A number of private universities operating on the basis of a letter of interim authority are now on the spot after Education Cabinet Secretary Fred Matiang’i directed that their activities be audited.
Dr Matiang’i ordered the Commission for University Education (Cue), which regulates higher education, to conduct the investigation as soon as possible, warning that institutions that will be found unsuitable will be deregistered.
He announced a major shake-up at universities, which he said will be painful. It includes a possible reduction in the number of universities operating in the country.
Speaking during the Amref Health Africa’s 31st graduation ceremony in Nairobi on Monday, Dr Matiang’i instructed Cue to enforce the statutory requirements on university education without mercy.
“It is an exercise I would like completed as soon as possible. Those institutions that have held letters of interim authority beyond the statutory period should be closed,” said the CS.
“You cannot hold a letter of interim authority for eight years, 10 years and you have not justified reasons why you cannot establish universities.”
He added that some of these institutions were the ones selling degrees on the streets.
“We will not accept that and I am asking the university sector to be prepared for a massive shake-up because we have to live up to the standards we have set for ourselves. Our country is respected across the world because of the standards we have set. We have 450 Kenyan academicians and researchers doing serious work in the world,” said the CS.
“We are operating kiosks that we now call universities.

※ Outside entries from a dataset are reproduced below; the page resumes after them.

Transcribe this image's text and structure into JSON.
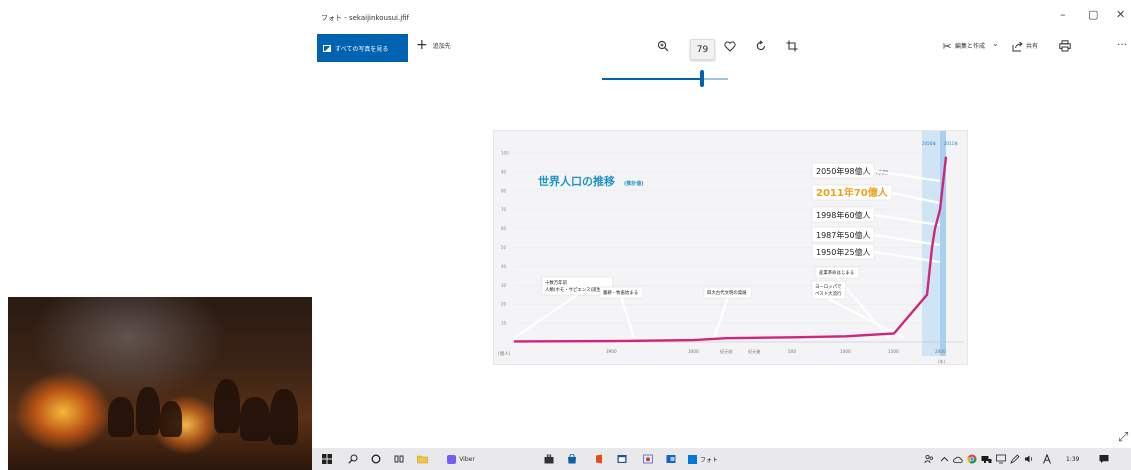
{
  "window": {
    "title": "フォト - sekaijinkousui.jfif",
    "minimize_glyph": "–",
    "maximize_glyph": "▢",
    "close_glyph": "✕"
  },
  "toolbar": {
    "all_photos_label": "すべての写真を見る",
    "add_label": "追加先",
    "zoom_value": "79",
    "edit_create_label": "編集と作成",
    "share_label": "共有",
    "more_glyph": "…",
    "zoom_percent": 79
  },
  "chart": {
    "title": "世界人口の推移",
    "title_note": "(推計値)",
    "y_unit": "(億人)",
    "y_ticks": [
      "100",
      "90",
      "80",
      "70",
      "60",
      "50",
      "40",
      "30",
      "20",
      "10"
    ],
    "x_ticks": [
      "3900",
      "3000",
      "紀元前",
      "紀元後",
      "500",
      "1000",
      "1500",
      "2000"
    ],
    "x_unit": "(年)",
    "header_tags": [
      "2050年",
      "2011年"
    ],
    "events": [
      {
        "label_1": "十数万年前",
        "label_2": "人類(ホモ・サピエンス)誕生"
      },
      {
        "label_1": "農耕・牧畜始まる"
      },
      {
        "label_1": "四大古代文明の発展"
      },
      {
        "label_1": "産業革命はじまる"
      },
      {
        "label_1": "ヨーロッパで",
        "label_2": "ペスト大流行"
      }
    ],
    "callouts": [
      {
        "year": "2050年98億人",
        "note": "(予測)"
      },
      {
        "year": "2011年70億人"
      },
      {
        "year": "1998年60億人"
      },
      {
        "year": "1987年50億人"
      },
      {
        "year": "1950年25億人"
      }
    ]
  },
  "chart_data": {
    "type": "line",
    "title": "世界人口の推移",
    "ylabel": "(億人)",
    "xlabel": "(年)",
    "ylim": [
      0,
      100
    ],
    "series": [
      {
        "x": [
          "3900",
          "3000",
          "紀元前",
          "紀元後",
          "500",
          "1000",
          "1500",
          "1950",
          "1987",
          "1998",
          "2011",
          "2050"
        ],
        "values": [
          0.3,
          0.5,
          1.0,
          2.0,
          2.5,
          3.0,
          4.5,
          25,
          50,
          60,
          70,
          98
        ]
      }
    ]
  },
  "taskbar": {
    "viber_label": "Viber",
    "photos_label": "フォト",
    "time": "1:39"
  },
  "colors": {
    "accent": "#0063b1",
    "chart_line": "#d0257a",
    "highlight_text": "#f0a020"
  }
}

The reforms will be painful but we must uphold our standards,” said Dr Matiang’i, warning that universities that have surpassed the stipulated time should be ready to close shop.
He said some of the private universities cannot pay lecturers and fulfil their financial responsibilities, adding that the ministry will not wait to see students waste their money at such institutions.
The institutions with letters of interim authority include Aga Khan University (2002), Kiriri Women’s University of Science and Technology (2002), Gretsa University (2006), Presbyterian University of East Africa (2007), The East African University (2010), Management University of Africa (2011), Pioneer International University (2012), Riara University (2012), Umma University (2013), International Leadership University (2014), Zetech University (2014), Lukenya University (2015), RAF International University (2016) and Amref International University (2017).
He asked more university senates to revoke degrees irregularly awarded to Kenyans, especially politicians.
On the differentiated unit cost, the CS said universities will be funded based on their programmes, adding that there is no reason for one university getting more resources than others.
He said with the reforms, it will be difficult for some private universities to survive and those that will continue to exist will offer their best.
Amref Health Africa also received a letter of interim authority and will now offer degree programmes.
“As you join the other 73 universities in the provision of university education in Kenya, I call on you to safeguard quality,” said Dr Matiang’i.